The medicine could affect your ability to think or react. Be cautious if you drive or engage in activities that require that you be aware. Be careful not to get up too fast from lying or sitting in a position. You could be shaky. Make sure to get up slowly and steadily to avoid falling.

Alcohol consumption can cause an increase in the effects of phenergan in certain ways. Don't drink alcohol when taking this medication.

Avoid exposure to the sun as well as tanning beds. Phenergan may cause sunburn more quickly. Protect yourself with protective clothes and sunscreen (SPF 30 or more) while you're outdoors.

Side effects of Phenergan

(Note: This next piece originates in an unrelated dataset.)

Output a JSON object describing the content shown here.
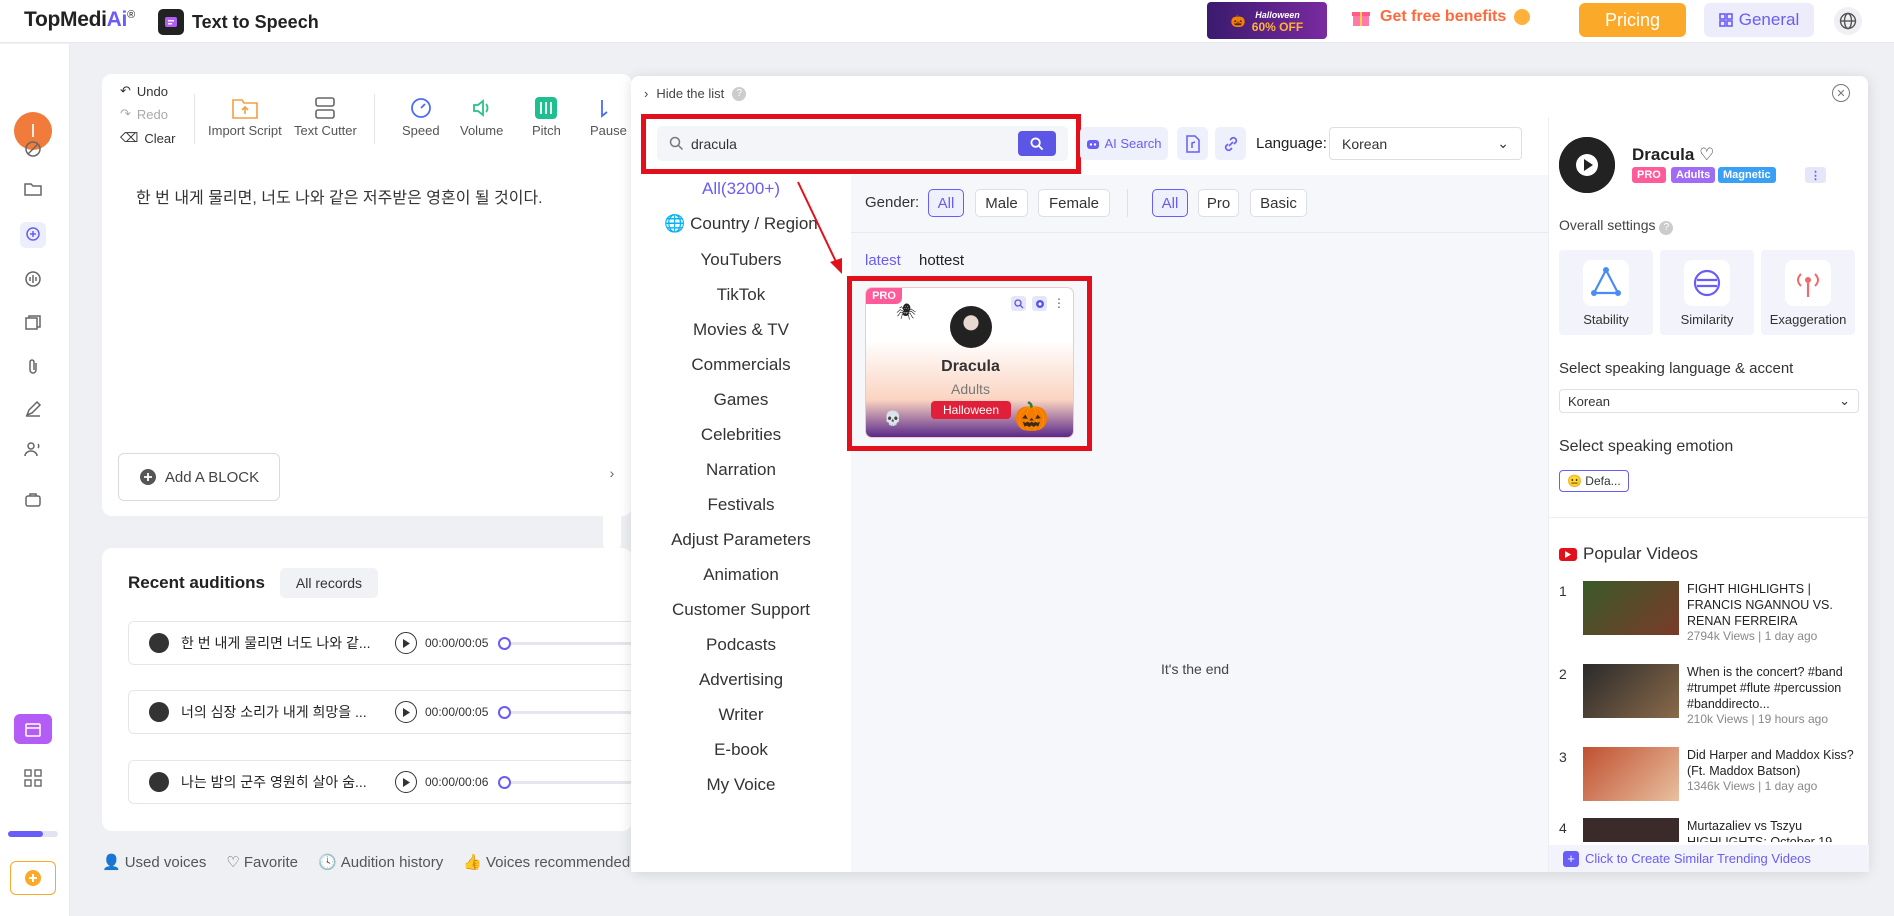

Contact a medical professional immediately. If you notice any indications that indicate an allergic reaction, like hives, trouble breathing, or swelling of your lips, face, tongue, throat, or face, Stop using Phenergan immediately and contact your doctor immediately. If you are suffering from:

  • Excessive drowsiness; deep or weak breathing;
  • A feeling of lightheadedness, as if you're passing out;
  • Confusion, agitation, hallucinations, and nightmares;
  • Seizure (convulsions);
  • Heartbeats that are slow or fast
  • Jaundice (yellowing of the eyes or skin);
  • Uncontrolled muscle movements in your facial muscles (chewing lipsmacking, chewing mouth movements, frowning, blinking, or eye movements);
  • Bleeding or bruising (nosebleeds and bleeding gums);
  • Suddenly feeling weak or sick or ill-feeling, including fever, chills and sore throats or mouth sores, swelling or red gums, difficulty swallowing; or
  • Very rigid (rigid) muscles cause excessive anxiety, confusion, and sweating. Rapid or irregular heartbeats, it feels like you may be struck.

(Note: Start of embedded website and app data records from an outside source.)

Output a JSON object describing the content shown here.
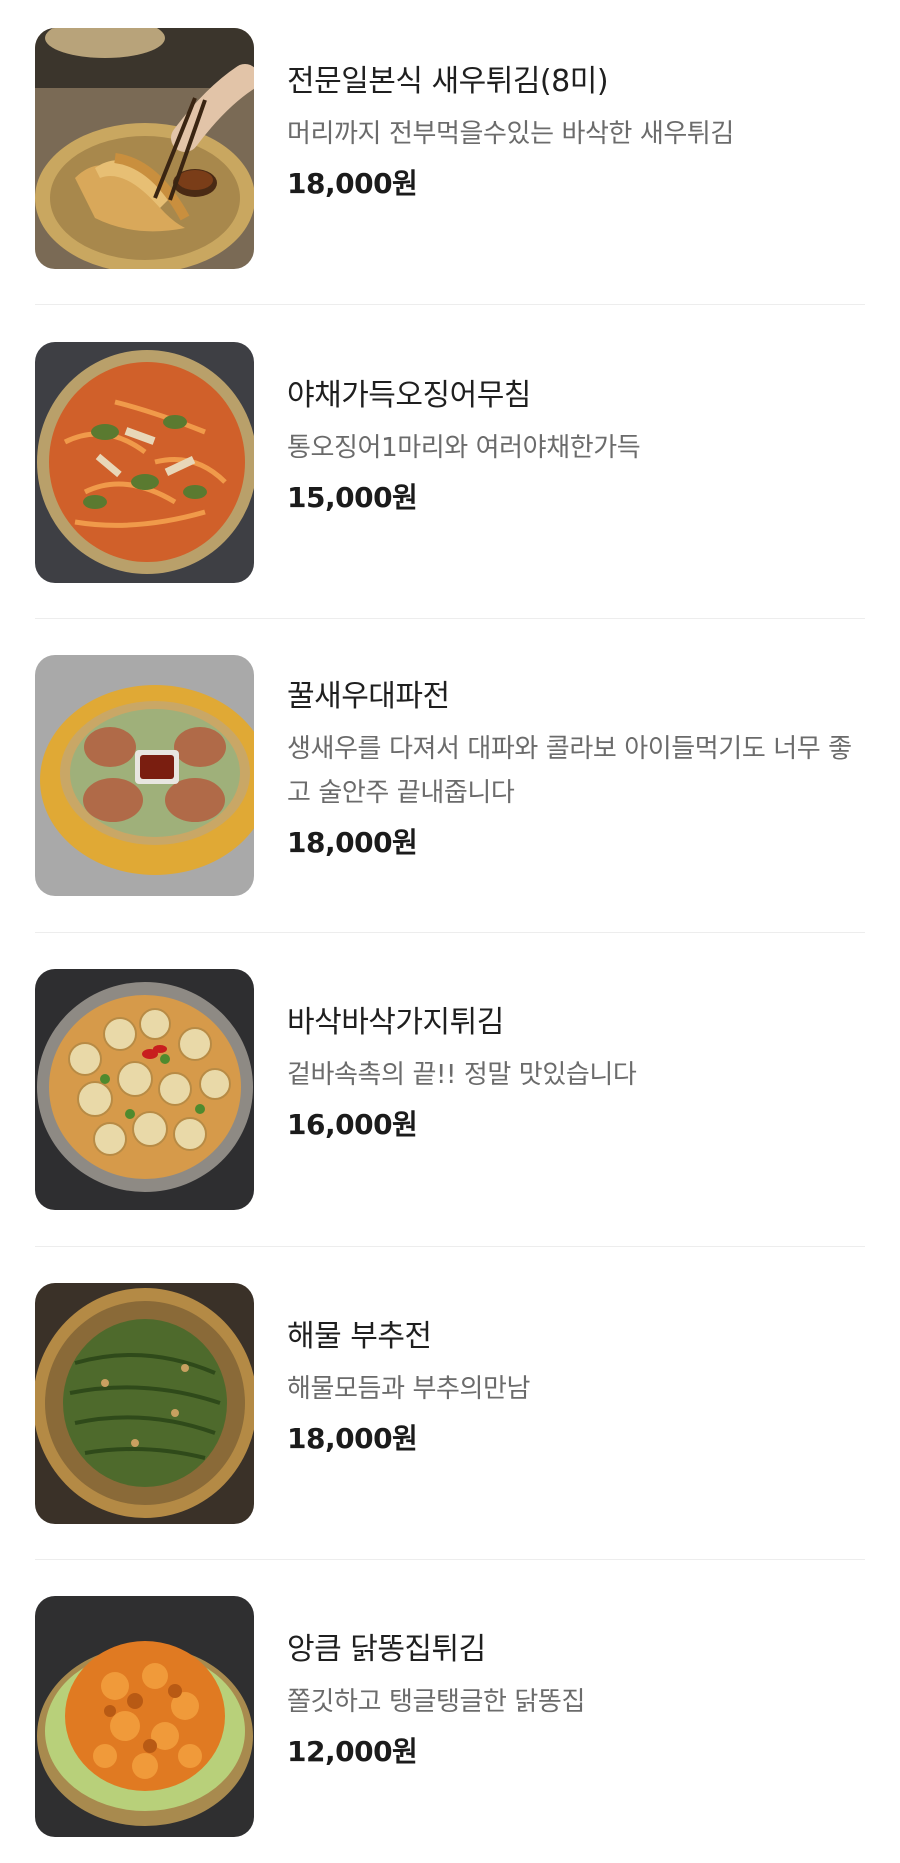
{
  "menu": {
    "items": [
      {
        "name": "전문일본식 새우튀김(8미)",
        "description": "머리까지 전부먹을수있는 바삭한 새우튀김",
        "price": "18,000원",
        "image_icon": "shrimp-tempura-photo"
      },
      {
        "name": "야채가득오징어무침",
        "description": "통오징어1마리와 여러야채한가득",
        "price": "15,000원",
        "image_icon": "squid-salad-photo"
      },
      {
        "name": "꿀새우대파전",
        "description": "생새우를 다져서 대파와 콜라보 아이들먹기도 너무 좋고 술안주 끝내줍니다",
        "price": "18,000원",
        "image_icon": "shrimp-pancake-photo"
      },
      {
        "name": "바삭바삭가지튀김",
        "description": "겉바속촉의 끝!! 정말 맛있습니다",
        "price": "16,000원",
        "image_icon": "eggplant-fry-photo"
      },
      {
        "name": "해물 부추전",
        "description": "해물모듬과 부추의만남",
        "price": "18,000원",
        "image_icon": "seafood-chive-pancake-photo"
      },
      {
        "name": "앙큼 닭똥집튀김",
        "description": "쫄깃하고 탱글탱글한 닭똥집",
        "price": "12,000원",
        "image_icon": "fried-gizzard-photo"
      }
    ]
  }
}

Other side effects, such as insomnia and extreme drowsiness, could be more prevalent in older adults.

Common Phenergan side effects can include:

  • Drowsiness, dizziness;
  • Ringing in your ears
  • Double vision;
  • Being anxious;
  • Dry mouth dry mouth
  • Tiredness, sleep issues (insomnia)

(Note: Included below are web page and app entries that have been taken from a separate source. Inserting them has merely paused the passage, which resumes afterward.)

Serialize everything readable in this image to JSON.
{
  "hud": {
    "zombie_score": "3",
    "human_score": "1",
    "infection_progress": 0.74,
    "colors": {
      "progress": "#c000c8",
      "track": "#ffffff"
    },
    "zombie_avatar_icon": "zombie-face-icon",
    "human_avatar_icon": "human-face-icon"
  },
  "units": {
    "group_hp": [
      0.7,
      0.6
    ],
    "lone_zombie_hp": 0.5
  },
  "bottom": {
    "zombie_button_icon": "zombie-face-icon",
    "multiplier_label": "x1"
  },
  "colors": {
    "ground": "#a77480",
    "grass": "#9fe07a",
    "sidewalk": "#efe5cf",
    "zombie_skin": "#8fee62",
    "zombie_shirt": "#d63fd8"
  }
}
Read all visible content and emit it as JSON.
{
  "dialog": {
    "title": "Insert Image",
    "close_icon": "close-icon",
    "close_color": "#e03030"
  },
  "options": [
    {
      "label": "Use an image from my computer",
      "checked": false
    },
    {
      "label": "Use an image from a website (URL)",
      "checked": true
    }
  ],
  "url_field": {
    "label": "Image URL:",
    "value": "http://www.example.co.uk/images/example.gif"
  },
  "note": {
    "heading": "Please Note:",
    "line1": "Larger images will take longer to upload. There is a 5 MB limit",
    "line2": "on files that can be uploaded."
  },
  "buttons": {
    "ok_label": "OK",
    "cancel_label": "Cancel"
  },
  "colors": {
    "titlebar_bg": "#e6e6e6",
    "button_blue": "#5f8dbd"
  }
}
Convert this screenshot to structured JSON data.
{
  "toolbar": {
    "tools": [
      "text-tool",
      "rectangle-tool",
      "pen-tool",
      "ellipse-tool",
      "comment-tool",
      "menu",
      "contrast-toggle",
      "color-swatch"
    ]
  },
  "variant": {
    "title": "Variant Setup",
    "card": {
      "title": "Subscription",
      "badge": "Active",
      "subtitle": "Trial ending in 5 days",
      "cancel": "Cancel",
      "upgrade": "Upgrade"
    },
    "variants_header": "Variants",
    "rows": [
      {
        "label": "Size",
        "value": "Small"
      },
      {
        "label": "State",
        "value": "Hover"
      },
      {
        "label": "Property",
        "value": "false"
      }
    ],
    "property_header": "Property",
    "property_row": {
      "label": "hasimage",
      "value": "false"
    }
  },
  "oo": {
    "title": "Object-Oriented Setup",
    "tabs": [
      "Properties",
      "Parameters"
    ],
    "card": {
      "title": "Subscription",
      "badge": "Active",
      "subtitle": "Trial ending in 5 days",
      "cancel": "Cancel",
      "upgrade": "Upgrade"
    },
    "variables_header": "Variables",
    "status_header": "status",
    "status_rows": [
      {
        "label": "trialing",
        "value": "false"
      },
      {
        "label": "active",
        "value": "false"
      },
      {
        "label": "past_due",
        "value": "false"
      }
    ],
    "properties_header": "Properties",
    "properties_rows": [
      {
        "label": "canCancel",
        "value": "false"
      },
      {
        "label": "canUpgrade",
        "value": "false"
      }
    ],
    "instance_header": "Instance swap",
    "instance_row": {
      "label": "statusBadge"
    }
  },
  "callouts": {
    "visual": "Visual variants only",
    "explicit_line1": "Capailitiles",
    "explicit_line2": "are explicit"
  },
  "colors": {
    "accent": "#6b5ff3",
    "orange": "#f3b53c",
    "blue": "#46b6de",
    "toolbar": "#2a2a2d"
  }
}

This isn't an exhaustive list of possible side effects, and others could happen. Contact your doctor for advice regarding medical effects. You can report symptoms to the FDA at 1-800-FDA-1088.

Interaction with other drugs

Medicines for colds or allergies, medications for pain relief, sedatives, sleeping medication, muscle relaxers, and medicines for depression, seizures, or anxiety could interact with Phenergan, causing medical issues or worsening the risk of adverse effects. Inform your physician if you regularly take any of these medications.

Tell your physician if you are taking any of the following drugs:

  • Lithium (Eskalith, Lithobid);
  • Atropine (Atreza, Sal-Tropine), belladonna (Donnatal, and others, as well as atropine (Atreza, Sal-Tropine), belladonna (Don Cogentin), dimenhydrinate (Dramamine), methscopolamine (Pamine), and scopolamine (Transderm-Scop);
  • Blood pressure medication, such as guanadrel (Hylorel), guanethidine (Ismelin), propranolol (Inderal), and other blood pressure medications;
  • A blood thinner, such as warfarin (Coumadin);
  • Bronchodilators like Ipratropium (Atrovent) as well as the tiotropium (Spiriva);
  • Bladder or urinary medication like Oxybutynin (Ditropan, Oxytrol), Solifenacin (Vesicare), and many more
  • A MAO inhibitor, such as isocarboxazid (Marplan) or tranylcypromine (Parnate), phenelzine (Nardil), selegiline (Eldepryl, Emsam), or methylene blue injections;
  • Medications to treat those suffering from Parkinson's illness, restless legs syndrome, pituitary gland tumor (prolactinoma), as well as
  • Medication to treat stomach ulcers or irritable bowel syndrome, like dicyclomine (Bentyl), glycopyrrolate (Robinul), hyoscyamine (Anaspaz, Cystospaz, Levsin, and many others), mepenzolate (Cantil), and propantheline (Pro-Banthine).

This list isn't complete, and there are numerous other medications that interfere with Phenergan. Inform your doctor of the prescription and non-prescription supplements, including minerals, vitamins, and herbal products, as well as medications prescribed by your doctor. Don't start any new medication without first talking to your doctor. Keep a note of every medication you use. You can show this list to your physician or other health professional who will treat you.